#### Data entries:
- Opening Delimiter -

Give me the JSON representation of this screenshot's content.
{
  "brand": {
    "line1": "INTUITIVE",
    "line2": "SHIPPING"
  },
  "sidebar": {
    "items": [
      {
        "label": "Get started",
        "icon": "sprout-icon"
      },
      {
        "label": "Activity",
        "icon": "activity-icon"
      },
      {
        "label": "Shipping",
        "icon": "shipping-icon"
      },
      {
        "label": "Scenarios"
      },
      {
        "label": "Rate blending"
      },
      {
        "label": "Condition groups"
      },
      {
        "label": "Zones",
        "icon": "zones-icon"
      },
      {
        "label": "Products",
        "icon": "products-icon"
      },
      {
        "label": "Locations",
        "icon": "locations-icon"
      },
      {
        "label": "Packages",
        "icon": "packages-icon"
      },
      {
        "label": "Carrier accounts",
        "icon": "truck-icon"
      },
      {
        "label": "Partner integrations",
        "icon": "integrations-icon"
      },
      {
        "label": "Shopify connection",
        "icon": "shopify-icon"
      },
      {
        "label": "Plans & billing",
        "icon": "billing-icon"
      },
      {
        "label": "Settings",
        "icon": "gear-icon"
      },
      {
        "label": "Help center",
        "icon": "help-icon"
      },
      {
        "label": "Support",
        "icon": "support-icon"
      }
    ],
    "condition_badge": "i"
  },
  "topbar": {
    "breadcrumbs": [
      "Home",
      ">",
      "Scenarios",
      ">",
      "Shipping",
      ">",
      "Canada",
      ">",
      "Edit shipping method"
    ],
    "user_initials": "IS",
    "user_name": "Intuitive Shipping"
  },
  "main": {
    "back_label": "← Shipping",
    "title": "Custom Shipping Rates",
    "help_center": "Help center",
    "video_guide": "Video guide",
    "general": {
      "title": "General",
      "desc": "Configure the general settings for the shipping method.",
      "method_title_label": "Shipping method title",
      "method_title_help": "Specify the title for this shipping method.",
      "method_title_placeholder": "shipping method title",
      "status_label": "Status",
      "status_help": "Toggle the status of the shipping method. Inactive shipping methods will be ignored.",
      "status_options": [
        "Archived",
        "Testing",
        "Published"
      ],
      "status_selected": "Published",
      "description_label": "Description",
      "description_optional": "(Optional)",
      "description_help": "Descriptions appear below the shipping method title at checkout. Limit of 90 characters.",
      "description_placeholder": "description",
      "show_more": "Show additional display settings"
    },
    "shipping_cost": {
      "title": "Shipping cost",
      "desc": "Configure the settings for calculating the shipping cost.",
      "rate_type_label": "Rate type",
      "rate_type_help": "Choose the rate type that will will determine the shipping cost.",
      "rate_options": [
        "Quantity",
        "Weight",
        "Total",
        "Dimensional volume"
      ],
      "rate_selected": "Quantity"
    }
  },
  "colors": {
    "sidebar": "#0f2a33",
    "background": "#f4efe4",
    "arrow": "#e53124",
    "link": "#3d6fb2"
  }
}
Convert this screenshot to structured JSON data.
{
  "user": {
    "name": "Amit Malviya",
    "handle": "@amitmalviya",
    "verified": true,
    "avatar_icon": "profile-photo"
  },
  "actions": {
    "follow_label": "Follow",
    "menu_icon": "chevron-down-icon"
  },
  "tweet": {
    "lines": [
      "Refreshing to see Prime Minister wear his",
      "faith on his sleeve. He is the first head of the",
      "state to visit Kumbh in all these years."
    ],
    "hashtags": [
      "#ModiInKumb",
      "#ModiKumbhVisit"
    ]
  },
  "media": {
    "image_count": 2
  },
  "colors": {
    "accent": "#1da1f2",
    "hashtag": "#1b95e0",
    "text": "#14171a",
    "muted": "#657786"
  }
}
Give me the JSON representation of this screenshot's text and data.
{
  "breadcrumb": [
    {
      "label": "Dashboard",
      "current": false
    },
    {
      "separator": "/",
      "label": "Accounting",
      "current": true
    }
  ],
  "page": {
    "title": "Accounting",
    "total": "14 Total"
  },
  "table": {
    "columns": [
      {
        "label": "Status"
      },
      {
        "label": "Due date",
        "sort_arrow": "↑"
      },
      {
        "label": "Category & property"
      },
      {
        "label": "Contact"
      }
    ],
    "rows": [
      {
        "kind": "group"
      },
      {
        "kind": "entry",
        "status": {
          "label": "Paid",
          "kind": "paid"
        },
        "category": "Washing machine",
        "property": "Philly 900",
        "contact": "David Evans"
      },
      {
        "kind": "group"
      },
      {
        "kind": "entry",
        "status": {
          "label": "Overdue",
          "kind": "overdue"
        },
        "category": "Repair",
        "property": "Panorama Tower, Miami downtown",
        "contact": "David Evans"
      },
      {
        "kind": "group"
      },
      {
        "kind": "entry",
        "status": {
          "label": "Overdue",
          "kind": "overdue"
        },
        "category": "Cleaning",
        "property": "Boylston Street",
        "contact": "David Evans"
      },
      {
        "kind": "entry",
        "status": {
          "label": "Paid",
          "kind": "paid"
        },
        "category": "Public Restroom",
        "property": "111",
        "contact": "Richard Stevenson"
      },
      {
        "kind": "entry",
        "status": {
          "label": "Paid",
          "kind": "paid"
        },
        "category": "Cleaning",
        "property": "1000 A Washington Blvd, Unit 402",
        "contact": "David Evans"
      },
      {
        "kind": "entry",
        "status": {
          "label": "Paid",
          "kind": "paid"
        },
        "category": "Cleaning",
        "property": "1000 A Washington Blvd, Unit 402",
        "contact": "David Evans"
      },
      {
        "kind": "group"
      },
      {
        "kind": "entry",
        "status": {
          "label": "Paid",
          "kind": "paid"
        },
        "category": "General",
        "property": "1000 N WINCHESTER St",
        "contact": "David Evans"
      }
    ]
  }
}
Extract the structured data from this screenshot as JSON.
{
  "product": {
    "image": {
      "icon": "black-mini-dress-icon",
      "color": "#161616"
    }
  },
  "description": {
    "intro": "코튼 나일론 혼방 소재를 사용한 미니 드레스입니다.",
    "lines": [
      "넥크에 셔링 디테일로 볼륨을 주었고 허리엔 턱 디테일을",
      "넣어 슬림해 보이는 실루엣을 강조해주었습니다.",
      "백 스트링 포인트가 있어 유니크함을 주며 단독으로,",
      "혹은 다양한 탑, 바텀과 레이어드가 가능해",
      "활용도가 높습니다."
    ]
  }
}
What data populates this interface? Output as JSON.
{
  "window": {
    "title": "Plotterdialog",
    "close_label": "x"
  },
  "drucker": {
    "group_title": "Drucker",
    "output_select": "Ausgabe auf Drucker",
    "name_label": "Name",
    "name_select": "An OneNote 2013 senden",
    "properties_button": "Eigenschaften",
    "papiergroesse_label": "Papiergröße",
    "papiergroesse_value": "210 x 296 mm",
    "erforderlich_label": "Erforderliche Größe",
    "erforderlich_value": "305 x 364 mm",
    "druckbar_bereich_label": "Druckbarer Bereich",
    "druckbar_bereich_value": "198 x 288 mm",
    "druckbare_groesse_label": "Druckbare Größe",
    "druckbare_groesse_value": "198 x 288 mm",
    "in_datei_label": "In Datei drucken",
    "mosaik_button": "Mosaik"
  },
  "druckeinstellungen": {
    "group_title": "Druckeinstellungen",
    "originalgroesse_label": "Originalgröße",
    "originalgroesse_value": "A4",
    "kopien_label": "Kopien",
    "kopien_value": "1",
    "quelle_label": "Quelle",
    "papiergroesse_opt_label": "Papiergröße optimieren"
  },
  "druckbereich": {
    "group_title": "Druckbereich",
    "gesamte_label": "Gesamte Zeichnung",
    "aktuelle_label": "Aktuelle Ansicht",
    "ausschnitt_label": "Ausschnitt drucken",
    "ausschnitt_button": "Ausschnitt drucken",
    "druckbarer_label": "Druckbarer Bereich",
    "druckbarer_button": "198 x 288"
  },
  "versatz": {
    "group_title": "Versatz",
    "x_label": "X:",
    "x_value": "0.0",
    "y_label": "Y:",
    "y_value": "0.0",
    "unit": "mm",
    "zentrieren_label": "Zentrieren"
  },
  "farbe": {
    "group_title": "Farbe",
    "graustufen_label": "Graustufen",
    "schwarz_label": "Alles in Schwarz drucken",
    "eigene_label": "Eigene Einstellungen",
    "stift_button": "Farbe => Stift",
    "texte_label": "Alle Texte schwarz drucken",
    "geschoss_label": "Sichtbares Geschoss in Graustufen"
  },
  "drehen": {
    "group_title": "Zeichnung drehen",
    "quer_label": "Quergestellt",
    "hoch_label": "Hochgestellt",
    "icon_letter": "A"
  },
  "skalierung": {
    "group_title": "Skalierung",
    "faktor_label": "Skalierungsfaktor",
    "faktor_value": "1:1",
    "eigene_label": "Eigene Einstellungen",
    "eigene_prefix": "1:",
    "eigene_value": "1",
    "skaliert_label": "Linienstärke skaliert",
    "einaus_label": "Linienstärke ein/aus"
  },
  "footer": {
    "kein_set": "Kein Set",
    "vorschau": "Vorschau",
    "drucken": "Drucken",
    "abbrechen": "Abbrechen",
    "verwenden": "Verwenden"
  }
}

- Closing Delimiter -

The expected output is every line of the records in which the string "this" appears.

Give me the JSON representation of this screenshot's content.
      "method_title_help": "Specify the title for this shipping method.",
Convert this screenshot to structured JSON data.
Give me the JSON representation of this screenshot's text and data.
Extract the structured data from this screenshot as JSON.
What data populates this interface? Output as JSON.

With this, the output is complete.